And American voters, who we surveyed separately, agree with them: Most oppose cap and trade, would be more likely to vote against politicians who supported it, and don’t believe that control of greenhouse gas emissions is a top national priority. More than 60 percent don’t believe job creation claims, and just about as many believe that energy costs would rise.
We did additional sampling in 16 states and got similar results. Quite simply, small business owners—who create between 60 and 80 percent of all new jobs—don’t want cap and trade and neither do voters.

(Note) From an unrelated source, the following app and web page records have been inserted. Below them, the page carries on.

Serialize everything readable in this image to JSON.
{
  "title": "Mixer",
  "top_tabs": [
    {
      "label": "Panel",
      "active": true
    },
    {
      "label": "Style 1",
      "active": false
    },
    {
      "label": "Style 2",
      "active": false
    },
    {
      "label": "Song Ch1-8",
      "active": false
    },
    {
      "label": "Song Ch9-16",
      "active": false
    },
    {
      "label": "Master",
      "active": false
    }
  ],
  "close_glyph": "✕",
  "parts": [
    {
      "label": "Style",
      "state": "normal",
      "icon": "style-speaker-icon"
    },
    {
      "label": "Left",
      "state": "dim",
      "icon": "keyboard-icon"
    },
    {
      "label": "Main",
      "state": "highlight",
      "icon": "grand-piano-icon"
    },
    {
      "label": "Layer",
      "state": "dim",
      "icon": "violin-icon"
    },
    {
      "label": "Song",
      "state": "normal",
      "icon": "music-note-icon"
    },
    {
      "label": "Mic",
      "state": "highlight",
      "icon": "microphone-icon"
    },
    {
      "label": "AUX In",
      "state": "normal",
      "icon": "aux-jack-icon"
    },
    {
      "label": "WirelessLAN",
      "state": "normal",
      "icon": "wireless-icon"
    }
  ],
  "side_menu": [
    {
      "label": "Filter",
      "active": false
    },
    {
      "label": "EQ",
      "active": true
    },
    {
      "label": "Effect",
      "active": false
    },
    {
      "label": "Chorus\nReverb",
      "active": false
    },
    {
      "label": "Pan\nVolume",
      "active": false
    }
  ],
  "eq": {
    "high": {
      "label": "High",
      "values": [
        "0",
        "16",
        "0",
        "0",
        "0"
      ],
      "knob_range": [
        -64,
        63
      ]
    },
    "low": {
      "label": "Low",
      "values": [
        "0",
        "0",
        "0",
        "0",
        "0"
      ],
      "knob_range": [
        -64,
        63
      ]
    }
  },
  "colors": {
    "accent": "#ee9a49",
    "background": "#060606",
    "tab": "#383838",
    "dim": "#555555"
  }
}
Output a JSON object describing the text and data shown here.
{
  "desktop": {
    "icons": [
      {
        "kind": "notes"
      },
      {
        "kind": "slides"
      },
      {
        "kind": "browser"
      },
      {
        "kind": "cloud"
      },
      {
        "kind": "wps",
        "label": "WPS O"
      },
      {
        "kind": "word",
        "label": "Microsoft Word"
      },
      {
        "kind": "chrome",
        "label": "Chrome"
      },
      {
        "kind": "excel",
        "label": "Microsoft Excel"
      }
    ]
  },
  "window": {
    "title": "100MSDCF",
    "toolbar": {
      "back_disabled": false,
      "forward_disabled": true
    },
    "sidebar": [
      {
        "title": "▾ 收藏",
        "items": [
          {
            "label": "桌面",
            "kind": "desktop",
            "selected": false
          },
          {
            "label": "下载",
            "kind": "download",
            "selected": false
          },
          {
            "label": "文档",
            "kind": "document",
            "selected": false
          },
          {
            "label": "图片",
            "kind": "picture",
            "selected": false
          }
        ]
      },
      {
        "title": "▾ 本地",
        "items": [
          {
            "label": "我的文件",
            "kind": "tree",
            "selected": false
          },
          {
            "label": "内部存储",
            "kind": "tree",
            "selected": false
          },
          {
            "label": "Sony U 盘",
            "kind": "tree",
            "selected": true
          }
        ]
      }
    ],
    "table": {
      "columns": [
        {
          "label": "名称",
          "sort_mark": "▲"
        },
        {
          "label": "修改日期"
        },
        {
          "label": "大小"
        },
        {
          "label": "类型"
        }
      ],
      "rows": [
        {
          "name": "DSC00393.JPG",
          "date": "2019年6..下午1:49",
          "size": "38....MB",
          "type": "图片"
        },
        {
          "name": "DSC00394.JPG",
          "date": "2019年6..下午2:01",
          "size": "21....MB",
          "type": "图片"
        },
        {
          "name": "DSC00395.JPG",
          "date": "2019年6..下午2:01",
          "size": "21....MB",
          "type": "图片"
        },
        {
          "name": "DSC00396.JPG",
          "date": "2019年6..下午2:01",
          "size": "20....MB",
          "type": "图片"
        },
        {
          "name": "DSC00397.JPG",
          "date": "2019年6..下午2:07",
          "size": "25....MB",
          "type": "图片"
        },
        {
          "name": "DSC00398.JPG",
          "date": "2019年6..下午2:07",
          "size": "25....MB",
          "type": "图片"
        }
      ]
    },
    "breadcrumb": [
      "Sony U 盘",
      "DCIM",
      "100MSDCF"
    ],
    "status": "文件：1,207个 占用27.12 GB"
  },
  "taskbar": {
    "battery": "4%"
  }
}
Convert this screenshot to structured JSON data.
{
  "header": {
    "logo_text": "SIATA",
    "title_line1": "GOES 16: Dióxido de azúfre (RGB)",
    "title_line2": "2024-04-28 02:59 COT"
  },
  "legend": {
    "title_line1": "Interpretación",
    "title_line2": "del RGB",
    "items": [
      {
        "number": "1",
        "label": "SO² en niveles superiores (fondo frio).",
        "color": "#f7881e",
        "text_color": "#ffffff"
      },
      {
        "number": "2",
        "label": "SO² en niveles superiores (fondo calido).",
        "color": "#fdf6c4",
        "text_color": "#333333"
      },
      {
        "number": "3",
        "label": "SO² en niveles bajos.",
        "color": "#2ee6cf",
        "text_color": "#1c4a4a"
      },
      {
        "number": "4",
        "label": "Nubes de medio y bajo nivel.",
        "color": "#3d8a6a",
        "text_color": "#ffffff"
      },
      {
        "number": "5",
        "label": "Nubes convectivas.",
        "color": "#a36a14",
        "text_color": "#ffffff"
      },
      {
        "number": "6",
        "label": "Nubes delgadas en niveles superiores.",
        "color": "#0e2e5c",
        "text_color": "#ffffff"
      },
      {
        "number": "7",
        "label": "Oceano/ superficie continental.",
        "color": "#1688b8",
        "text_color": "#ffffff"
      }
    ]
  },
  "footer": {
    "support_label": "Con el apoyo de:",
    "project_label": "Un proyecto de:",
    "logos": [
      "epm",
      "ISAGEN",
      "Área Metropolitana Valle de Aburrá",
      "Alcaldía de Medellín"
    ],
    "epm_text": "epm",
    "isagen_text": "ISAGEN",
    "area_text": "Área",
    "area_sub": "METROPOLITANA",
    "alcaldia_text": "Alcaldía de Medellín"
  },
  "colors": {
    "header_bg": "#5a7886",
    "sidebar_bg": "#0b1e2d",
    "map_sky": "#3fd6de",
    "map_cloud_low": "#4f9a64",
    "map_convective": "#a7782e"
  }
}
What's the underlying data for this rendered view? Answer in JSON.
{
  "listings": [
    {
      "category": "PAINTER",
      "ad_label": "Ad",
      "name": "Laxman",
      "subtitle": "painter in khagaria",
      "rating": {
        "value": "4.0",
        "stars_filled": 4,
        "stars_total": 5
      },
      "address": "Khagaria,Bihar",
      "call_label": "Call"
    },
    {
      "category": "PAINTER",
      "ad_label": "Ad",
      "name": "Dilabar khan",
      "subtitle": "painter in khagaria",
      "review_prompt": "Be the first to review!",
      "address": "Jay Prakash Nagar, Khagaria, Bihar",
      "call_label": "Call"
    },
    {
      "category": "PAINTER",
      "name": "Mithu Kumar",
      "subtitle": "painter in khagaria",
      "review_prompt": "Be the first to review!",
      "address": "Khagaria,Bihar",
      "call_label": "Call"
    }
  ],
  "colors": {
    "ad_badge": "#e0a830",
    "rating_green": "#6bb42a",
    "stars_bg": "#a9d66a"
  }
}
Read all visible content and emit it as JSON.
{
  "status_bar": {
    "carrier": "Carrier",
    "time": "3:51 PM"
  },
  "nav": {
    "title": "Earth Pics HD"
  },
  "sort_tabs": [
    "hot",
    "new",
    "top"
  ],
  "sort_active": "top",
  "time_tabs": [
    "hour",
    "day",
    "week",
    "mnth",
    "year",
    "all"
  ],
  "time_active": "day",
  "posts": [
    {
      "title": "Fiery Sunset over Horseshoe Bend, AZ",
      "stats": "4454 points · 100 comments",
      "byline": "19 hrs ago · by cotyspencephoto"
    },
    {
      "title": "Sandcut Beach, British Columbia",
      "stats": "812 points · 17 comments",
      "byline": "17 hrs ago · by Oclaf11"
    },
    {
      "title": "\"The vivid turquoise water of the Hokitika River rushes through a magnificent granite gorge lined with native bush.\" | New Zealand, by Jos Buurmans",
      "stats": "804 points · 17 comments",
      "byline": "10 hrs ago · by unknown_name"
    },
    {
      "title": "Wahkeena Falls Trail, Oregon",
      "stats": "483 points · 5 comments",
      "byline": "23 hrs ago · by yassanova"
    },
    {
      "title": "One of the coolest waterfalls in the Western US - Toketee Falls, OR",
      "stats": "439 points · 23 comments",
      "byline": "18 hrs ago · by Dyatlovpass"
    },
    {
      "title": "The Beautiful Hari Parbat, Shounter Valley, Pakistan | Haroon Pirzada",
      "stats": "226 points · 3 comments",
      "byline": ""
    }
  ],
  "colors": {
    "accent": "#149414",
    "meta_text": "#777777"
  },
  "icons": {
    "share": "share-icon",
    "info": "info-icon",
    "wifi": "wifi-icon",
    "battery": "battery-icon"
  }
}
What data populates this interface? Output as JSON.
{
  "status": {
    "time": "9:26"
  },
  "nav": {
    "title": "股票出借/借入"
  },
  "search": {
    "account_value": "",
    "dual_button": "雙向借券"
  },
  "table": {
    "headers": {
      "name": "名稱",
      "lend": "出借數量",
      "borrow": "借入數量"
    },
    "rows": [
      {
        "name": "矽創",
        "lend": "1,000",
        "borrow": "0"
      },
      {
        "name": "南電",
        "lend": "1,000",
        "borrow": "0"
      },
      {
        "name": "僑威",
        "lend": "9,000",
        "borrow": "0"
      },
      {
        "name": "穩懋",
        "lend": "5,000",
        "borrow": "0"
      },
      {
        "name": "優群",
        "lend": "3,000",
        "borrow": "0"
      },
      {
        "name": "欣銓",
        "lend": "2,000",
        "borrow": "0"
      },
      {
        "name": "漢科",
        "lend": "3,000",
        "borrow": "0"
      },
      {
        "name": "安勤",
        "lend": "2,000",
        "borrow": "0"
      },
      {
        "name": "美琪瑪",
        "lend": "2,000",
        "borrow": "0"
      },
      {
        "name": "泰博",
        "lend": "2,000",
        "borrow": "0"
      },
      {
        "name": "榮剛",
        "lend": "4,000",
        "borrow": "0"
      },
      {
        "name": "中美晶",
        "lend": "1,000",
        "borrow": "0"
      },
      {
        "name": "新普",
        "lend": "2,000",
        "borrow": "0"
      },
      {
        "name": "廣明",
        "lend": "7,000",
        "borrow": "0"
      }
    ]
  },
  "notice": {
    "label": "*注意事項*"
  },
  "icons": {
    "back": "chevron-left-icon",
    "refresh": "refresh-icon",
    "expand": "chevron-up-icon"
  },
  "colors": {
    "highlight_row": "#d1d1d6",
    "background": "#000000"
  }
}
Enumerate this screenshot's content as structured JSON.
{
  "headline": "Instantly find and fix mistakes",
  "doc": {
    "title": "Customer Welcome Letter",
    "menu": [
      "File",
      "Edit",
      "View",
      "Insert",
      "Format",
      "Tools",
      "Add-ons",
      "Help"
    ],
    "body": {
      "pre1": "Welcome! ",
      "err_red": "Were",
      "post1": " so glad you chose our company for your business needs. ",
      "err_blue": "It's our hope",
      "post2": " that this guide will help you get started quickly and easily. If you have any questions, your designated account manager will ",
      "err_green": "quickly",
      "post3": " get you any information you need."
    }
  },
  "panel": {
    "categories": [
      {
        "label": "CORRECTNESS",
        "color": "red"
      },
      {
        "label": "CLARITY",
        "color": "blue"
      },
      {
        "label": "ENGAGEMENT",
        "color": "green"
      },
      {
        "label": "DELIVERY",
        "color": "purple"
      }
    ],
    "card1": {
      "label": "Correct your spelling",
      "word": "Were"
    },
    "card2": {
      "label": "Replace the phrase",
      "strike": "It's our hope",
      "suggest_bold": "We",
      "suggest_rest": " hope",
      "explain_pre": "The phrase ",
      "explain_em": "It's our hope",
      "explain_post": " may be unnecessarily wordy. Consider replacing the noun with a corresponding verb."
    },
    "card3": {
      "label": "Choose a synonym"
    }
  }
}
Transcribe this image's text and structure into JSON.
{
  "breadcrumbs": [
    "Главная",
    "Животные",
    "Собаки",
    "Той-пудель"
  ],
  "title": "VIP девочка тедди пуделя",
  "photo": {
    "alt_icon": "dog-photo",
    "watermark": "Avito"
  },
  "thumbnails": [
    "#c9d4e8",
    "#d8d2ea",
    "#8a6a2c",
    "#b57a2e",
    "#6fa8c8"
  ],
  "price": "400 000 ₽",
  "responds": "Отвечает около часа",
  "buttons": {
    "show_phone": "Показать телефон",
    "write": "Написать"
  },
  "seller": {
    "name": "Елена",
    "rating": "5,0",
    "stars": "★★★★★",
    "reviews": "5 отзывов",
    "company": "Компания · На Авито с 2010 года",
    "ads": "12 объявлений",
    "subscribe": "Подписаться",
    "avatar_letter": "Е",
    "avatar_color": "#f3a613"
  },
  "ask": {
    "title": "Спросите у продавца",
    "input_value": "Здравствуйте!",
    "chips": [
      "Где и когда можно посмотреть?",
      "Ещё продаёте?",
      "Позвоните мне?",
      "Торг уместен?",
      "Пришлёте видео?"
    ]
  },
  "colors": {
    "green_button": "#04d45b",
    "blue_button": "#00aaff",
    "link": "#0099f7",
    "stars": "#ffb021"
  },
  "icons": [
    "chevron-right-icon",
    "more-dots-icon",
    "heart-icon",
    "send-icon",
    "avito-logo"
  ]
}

Given these realities, we hope that the cap-and-trade bill that passed the House will never fly in the Senate or land on the president’s desk in anything like its current form. Aside from a few European nations that have adopted such a system (and where it hasn’t worked), the system isn’t going to catch on elsewhere. It’s too expensive, too burdensome and too risky. And do our elected officials have the stomach to impose massive new taxes on an economy that’s only beginning to emerge from a major recession?
The public opposition to doing so is evident. Given that many small businesses likely will have to pay more for healthcare and higher taxes in the coming years, the new energy taxes would come at a particularly bad time. As such, no tears should be shed for the death of cap and trade.
All that said, small business owners agree that our nation still needs better policies to address both its energy needs and the possibility of climate change. They also agree that ideas intended to increase the use of renewable energy and the aggressive promotion of nuclear energy deserve further consideration. Other proposals to encourage conservation and increase domestic production of proven energy sources like oil, gas and coal should also have a place in a comprehensive national energy policy.
America needs better energy policies. But a cap-and-trade system would only make our current problems worse. It’s time to start over.